What are the secret ingredients to match our words with what we are feeling on the inside? From my experience, I have found three concepts to be particularly important in improving emotional vocabulary with your partner:
- Access and express primary vs. secondary emotions
- Understand the intentions behind what you are trying to communicate
- Be mindful of your tone.
Primary vs. Secondary Emotions
Our primary emotion is usually what we feel first, then our rational brain kicks in and tries to make sense of the situation. This is a protective mechanism as primary emotions can often feel very intense and can be a bit scary to experience and share.

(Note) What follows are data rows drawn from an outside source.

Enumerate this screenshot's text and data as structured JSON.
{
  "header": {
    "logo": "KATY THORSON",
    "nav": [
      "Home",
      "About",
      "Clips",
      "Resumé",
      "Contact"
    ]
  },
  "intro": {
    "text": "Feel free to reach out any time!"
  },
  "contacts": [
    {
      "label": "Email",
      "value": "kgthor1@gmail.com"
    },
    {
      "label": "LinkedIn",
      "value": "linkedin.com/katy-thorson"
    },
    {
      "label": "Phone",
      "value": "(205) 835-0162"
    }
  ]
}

Many times in session, I will witness secondary emotions like frustration or anxiety in couples when they are discussing a distressing event or cycle within their relationship. If we zoom in, and take a deeper look at that frustration or anxiety, there’s often something more primal that’s trying to emerge. In most cases that primary emotion is fear; fear of the possibility of losing their partner. To accurately communicate this, it might sound something like “ I know I have been really anxious lately and I grow frustrated when we can’t talk through our issues and that scares me because I don’t want to lose you.”
Recognizing and naming primary and secondary emotions takes practice – be kind with yourself as you learn how to differentiate the two.

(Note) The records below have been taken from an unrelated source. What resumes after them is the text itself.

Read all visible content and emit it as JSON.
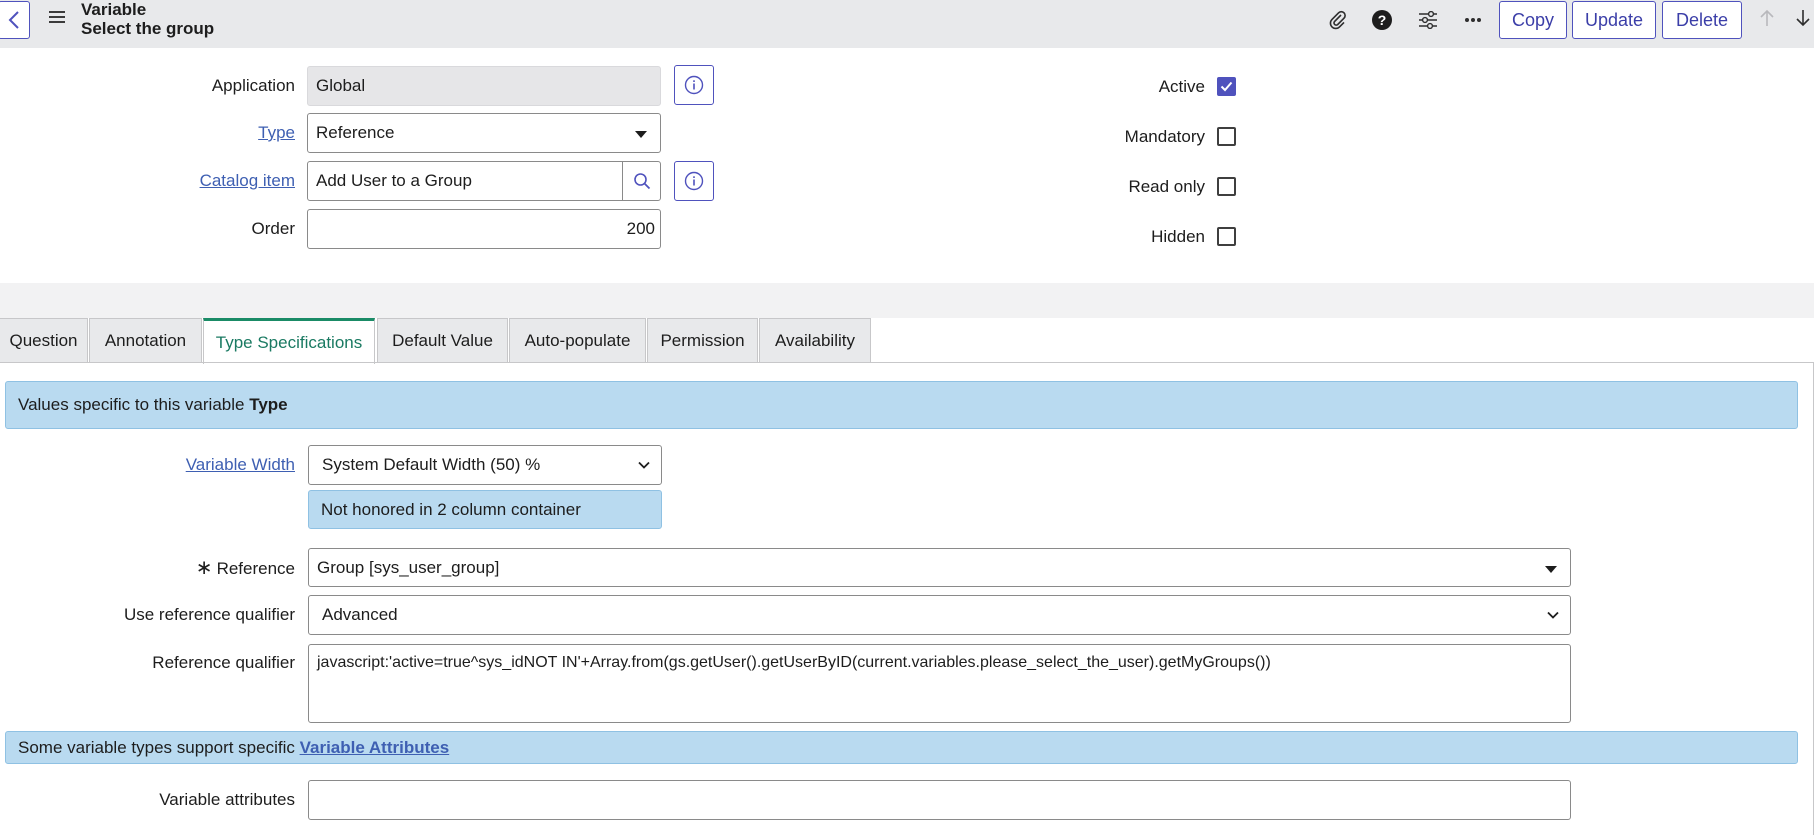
{
  "header": {
    "title": "Variable",
    "subtitle": "Select the group",
    "buttons": {
      "copy": "Copy",
      "update": "Update",
      "delete": "Delete"
    }
  },
  "form": {
    "application": {
      "label": "Application",
      "value": "Global"
    },
    "type": {
      "label": "Type",
      "value": "Reference"
    },
    "catalog_item": {
      "label": "Catalog item",
      "value": "Add User to a Group"
    },
    "order": {
      "label": "Order",
      "value": "200"
    },
    "active": {
      "label": "Active",
      "checked": true
    },
    "mandatory": {
      "label": "Mandatory",
      "checked": false
    },
    "read_only": {
      "label": "Read only",
      "checked": false
    },
    "hidden": {
      "label": "Hidden",
      "checked": false
    }
  },
  "tabs": [
    {
      "label": "Question"
    },
    {
      "label": "Annotation"
    },
    {
      "label": "Type Specifications",
      "active": true
    },
    {
      "label": "Default Value"
    },
    {
      "label": "Auto-populate"
    },
    {
      "label": "Permission"
    },
    {
      "label": "Availability"
    }
  ],
  "type_spec": {
    "banner_text": "Values specific to this variable",
    "banner_bold": "Type",
    "variable_width": {
      "label": "Variable Width",
      "value": "System Default Width (50) %"
    },
    "width_note": "Not honored in 2 column container",
    "reference": {
      "label": "Reference",
      "required_mark": "∗",
      "value": "Group [sys_user_group]"
    },
    "use_ref_qualifier": {
      "label": "Use reference qualifier",
      "value": "Advanced"
    },
    "ref_qualifier": {
      "label": "Reference qualifier",
      "value": "javascript:'active=true^sys_idNOT IN'+Array.from(gs.getUser().getUserByID(current.variables.please_select_the_user).getMyGroups())"
    },
    "attributes_note_text": "Some variable types support specific",
    "attributes_note_link": "Variable Attributes",
    "variable_attributes": {
      "label": "Variable attributes",
      "value": ""
    }
  },
  "colors": {
    "accent": "#4f52bd",
    "tab_active": "#1a8b66",
    "note_bg": "#b9daf0",
    "link": "#3e5fb2"
  }
}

Communicate Your Intentions
So what are you really trying to communicate to your partner? You can give them a glimpse into your heart with the words you choose to speak to them. For instance, you may be feeling disconnected from your spouse or partner lately as busy work and family schedules often leave very little time for lengthy conversations about how we’re actually feeling. Therefore, often being able to “say what you mean, and mean what you say” is of the utmost importance. If you want to communicate that you desire more quality, one-on-one time with your partner, instead of saying “You never want to do anything with me!”, try saying “I’ve really missed spending time with you and would like to do something together, just the two of us.” Do you feel the difference? Ultimately, the intent is the same, but the second attempt takes a much softer and inviting approach which will likely elicit a more positive response.
Be Mindful of Your Tone
Paying close attention to tone when communicating our feelings can be just as important as identifying and using emotion words. Tone often goes hand-in-hand with intention. If your intentions are good, and not seeking to cause pain or hurt someone, then the tone will typically follow suit. Dr. Gary Chapman, author of The Five Love Languages discusses the importance of tone when we are communicating with our partner. More specifically, think about the difference in tone if one partner is making a demand instead of a request. A demanding tone may make the partner on the receiving end feel belittled, unloved, or discredited. Conversely, being on the receiving end of a request may make the partner feel more appreciated, respected, and cared for. To quote Dr. Chapman, “ A request creates the possibility for an expression of love, whereas a demand suffocates that possibility.”
Need more help?
Let’s face it, identifying emotions and expressing them can be hard work and may not come easily. If you and your partner are having a difficult time naming and discussing your emotions in an effective way, couples therapy may be a helpful next step. If you are ready to explore this further, we are here to help!
If you are ready to schedule an appointment and live in Arizona, North Carolina, South Carolina, or Texas, we can help. Contact us to get started. We offer virtual sessions only right now, but we are beginning to schedule in-person appointments starting in July.